Ngorongoro Highlands, Tanzania—on Foot
Tanzania Journeys’ “human-powered journey” from the Ngorongoro Conservation Area to Lake Natron is a remote experience that “challenges, connects and humbles those willing to take it,” says company founder Seema Shah. “With a combined two-day trek and two-day cultural experience, this itinerary offers deeper ways to explore remote and unique places in Tanzania and connect with its people.” After a supported hike led by Maasai guides, the rest of the trip is dedicated to visiting Lake Natron, the “devastatingly beautiful soda lake” where 75% of the world’s lesser flamingoes are born and one of the fascinating cultures of Tanzania’s diverse people radiates.
Lake Turkana, Kenya
Uncharted owners Chip and Sandy Cunningham recently had an experience they’re now offering to clients on custom trips: a helicopter safari to Lake Turkana. “Twenty-four hours felt like a week,” says Sandy. “The wildest form of reconnection in the most unconnected place, moments like this are pure magic on every level. This is truly one of the most spectacular off-the-grid experiences.” Maverick Chopper Pilot and third-generation Kenyan, Andrew Francombe, a long-time friend of the Cunningham family, takes off from Laikipia with the basics for a day and night away at the farthest reaches of northern Kenya. “Andrew is one of those rare breeds of humans who can bring even the most rudimentary experience to life in a brilliant Technicolor kind of way.”

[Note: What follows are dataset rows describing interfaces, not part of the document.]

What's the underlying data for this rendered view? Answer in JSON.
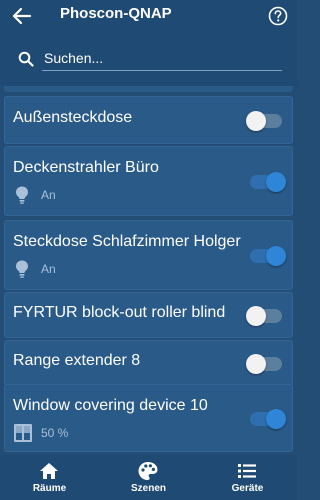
{
  "header": {
    "title": "Phoscon-QNAP"
  },
  "search": {
    "placeholder": "Suchen..."
  },
  "devices": [
    {
      "name": "Außensteckdose",
      "on": false
    },
    {
      "name": "Deckenstrahler Büro",
      "on": true,
      "status_icon": "bulb-icon",
      "status": "An"
    },
    {
      "name": "Steckdose Schlafzimmer Holger",
      "on": true,
      "status_icon": "bulb-icon",
      "status": "An"
    },
    {
      "name": "FYRTUR block-out roller blind",
      "on": false
    },
    {
      "name": "Range extender 8",
      "on": false
    },
    {
      "name": "Window covering device 10",
      "on": true,
      "status_icon": "window-covering-icon",
      "status": "50 %"
    }
  ],
  "nav": [
    {
      "label": "Räume",
      "icon": "home-icon"
    },
    {
      "label": "Szenen",
      "icon": "palette-icon"
    },
    {
      "label": "Geräte",
      "icon": "list-icon"
    }
  ],
  "colors": {
    "background": "#234d75",
    "card": "#2a5a88",
    "toggle_on": "#2f86d8",
    "toggle_off_knob": "#f2f2f2",
    "status_text": "#a9c0d8"
  }
}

Brahmaputra River, Assam, India
Ubuntu Life founder Nishant Badami is a passionate advocate for transformation travel, and she sees great value in visiting the Brahmaputra River. “Rivers and their tributaries are storytellers,” she says. “They bring tales from the lands that they flow through.” There are multiple communities along and around the mighty river. Some are still trying to strengthen their identities; some have already made their place. Visiting the region, whether on a private, customizable journey on a luxurious boat (with a home stay at the end) or as part of a special small-group trip planned for January, is meant to “open our minds to what living with uncertainty truly is and how it builds resilience and innovation amongst the people.” Thirty percent of all deposits for the group trip will be donated to flood relief measures.

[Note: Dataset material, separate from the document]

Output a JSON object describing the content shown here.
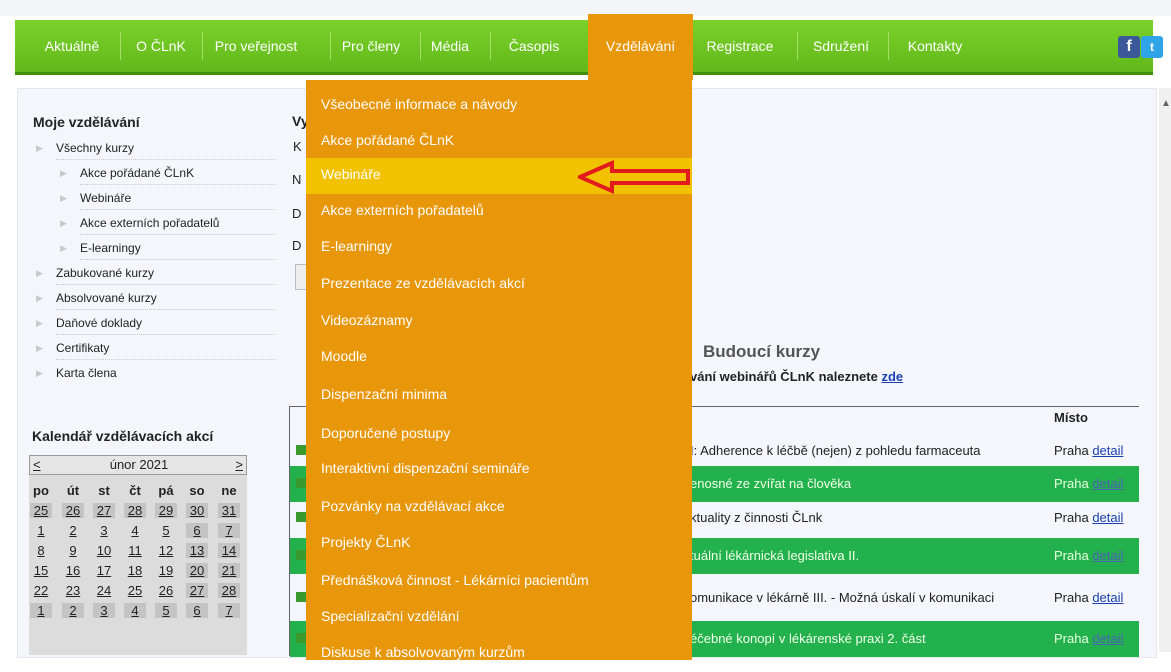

Everything Earth Changers organizes is based on positive impact, sustainable tourism, conservation and community benefit, and this ocean conservation-oriented adventure sailing trip to Palmyra Atoll are no exception. The journey begins in Hawaii and ends on the Oceanic island of Kiribati, but the focus is on the atoll, a relatively new National Wildlife Refuge within the Pacific Remote Islands Marine National Monument. “It’s a Nature Conservancy and US Fish & Wildlife Service–managed research station on Pacific ecosystems,” explains Earth Changers founder Vicky Smith. “Palmyra only opened for visits in 2019, then was promptly shut again for Covid, so very very few visitors have ever been there! It’s one of the best places in the world for snorkeling.”
Papua New Guinea
“Few places are truly off the beaten path, and Papua New Guinea is one of them.” says Beth Whitman of Wander Tours, whose company takes guests to visit the country. “With nearly 850 tribes speaking nearly as many languages, and few roads linking one location to the next, the country remains a wild and tribally fueled location where locals don face paint, bird feathers, pig tusks and hornbill beaks as part of their traditional clothing for ceremonies and festivals.” While most companies focus on diving and visits to the islands, Wander Tours focuses on small villages and incorporate little-known as well as large singsings (festivals).